For the past few weeks the people of this shanty settlement have locked their doors at 7pm and remained inside until daylight. The electricity supply was mysteriously lost last month and has not been restored. Everyone suspects the troops from Camp Ceta are cutting the wires. It makes night time shopping - and terrorising - much easier.

With his tiny daughter pulling at his leg a depressed Mr Kumga said he is finding it hard to get stock again. "I went to the commanding officer at the airport but he said these were bad times, the country was not well and I should go home, stay quiet and forget about it."
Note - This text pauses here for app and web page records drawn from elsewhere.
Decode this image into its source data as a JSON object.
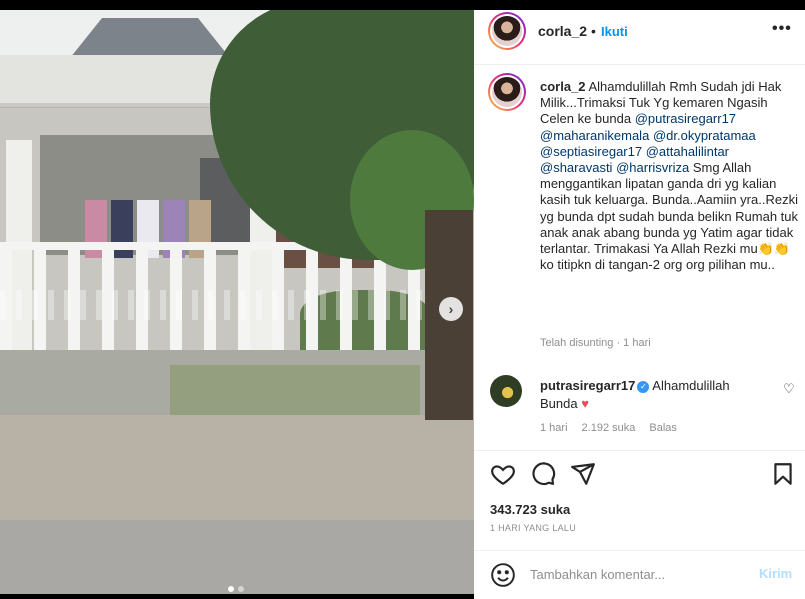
{
  "post": {
    "username": "corla_2",
    "separator": "•",
    "follow_label": "Ikuti",
    "more_label": "•••",
    "image_alt": "rumah",
    "carousel_next": "›",
    "carousel_count": 2,
    "carousel_active": 1
  },
  "caption": {
    "username": "corla_2",
    "text_1": " Alhamdulillah Rmh Sudah jdi Hak Milik...Trimaksi Tuk Yg kemaren Ngasih Celen ke bunda ",
    "mentions_1": [
      "@putrasiregarr17",
      "@maharanikemala",
      "@dr.okypratamaa",
      "@septiasiregar17",
      "@attahalilintar",
      "@sharavasti",
      "@harrisvriza"
    ],
    "text_2": " Smg Allah menggantikan lipatan ganda dri yg kalian kasih tuk keluarga. Bunda..Aamiin yra..Rezki yg bunda dpt sudah bunda belikn Rumah tuk anak anak abang bunda yg Yatim agar tidak terlantar. Trimakasi Ya Allah Rezki mu",
    "emoji": "👏👏",
    "text_3": " ko titipkn di tangan-2 org org pilihan mu..",
    "meta": "Telah disunting · 1 hari"
  },
  "comment": {
    "username": "putrasiregarr17",
    "verified_mark": "✓",
    "text": "Alhamdulillah Bunda",
    "heart": "♥",
    "like_icon": "♡",
    "time": "1 hari",
    "likes": "2.192 suka",
    "reply": "Balas"
  },
  "actions": {
    "icons": [
      "heart-icon",
      "comment-icon",
      "share-icon",
      "bookmark-icon"
    ],
    "likes": "343.723 suka",
    "date": "1 HARI YANG LALU"
  },
  "add_comment": {
    "placeholder": "Tambahkan komentar...",
    "post_label": "Kirim"
  },
  "colors": {
    "accent": "#0095f6",
    "mention": "#00376b",
    "muted": "#8e8e8e",
    "heart": "#ed4956",
    "post_disabled": "#b2dffc"
  }
}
It's been a long time since Zaire government troops were citizen-friendly. Just ask General Motors. But as Laurent Kabila's rebels close in on Kinshasa the army has stepped up the intimidation, theft and violence in Kingasani, one of the last shanty suburbs on the road east to rebel held territory.

And their violence is laced with new menace towards a population which now openly despises them under ailing President Mobutu.

"We can hear them shooting now every night," said Astride Kapinga, 42, a mother of 11. "And they taunt us. They say you are happy to see Kabila come, but we will get you before he arrives. They are getting ready to pillage."

All of last week, she says, the soldiers were busy moving their families out of the area, a potential battlefield because of the nearby airport and the strategic route east. "But we have nowhere else to go," said Mrs said Mrs Kapinga.

"My sister-in-law was raped by five soldiers. This is very common. Young girls in particular cannot go out after dark."

In Kingasani everyone agrees the soldiers are out of control. Their squats and camps have become no-go areas.

"They treat us like a field for harvesting," says Marcel, an unemployed graduate, who has no sympathy for the troops' own miserable lot. They are, he says, destroying the little other people have struggled to build in the crumbling Zaire.

In Kingasani they blame President Mobutu. It is true he knows what is going on. But a Western missionary goes further. President Mobutu, he says, encourages the terror; it is an integral part of his military state. The President understands the implications of allowing thousands of city soldiers to go unpaid.

"It's vindictiveness on the President's part," says the missionary, who has worked in Zaire since the 1960s. "When democratisation began in 1990 and a free press opened up President Mobutu realised he was not liked by the people so he said 'if that is how you feel, you will get what you deserve'. Mobutu unleashed the military and now they are preparing for their final spree."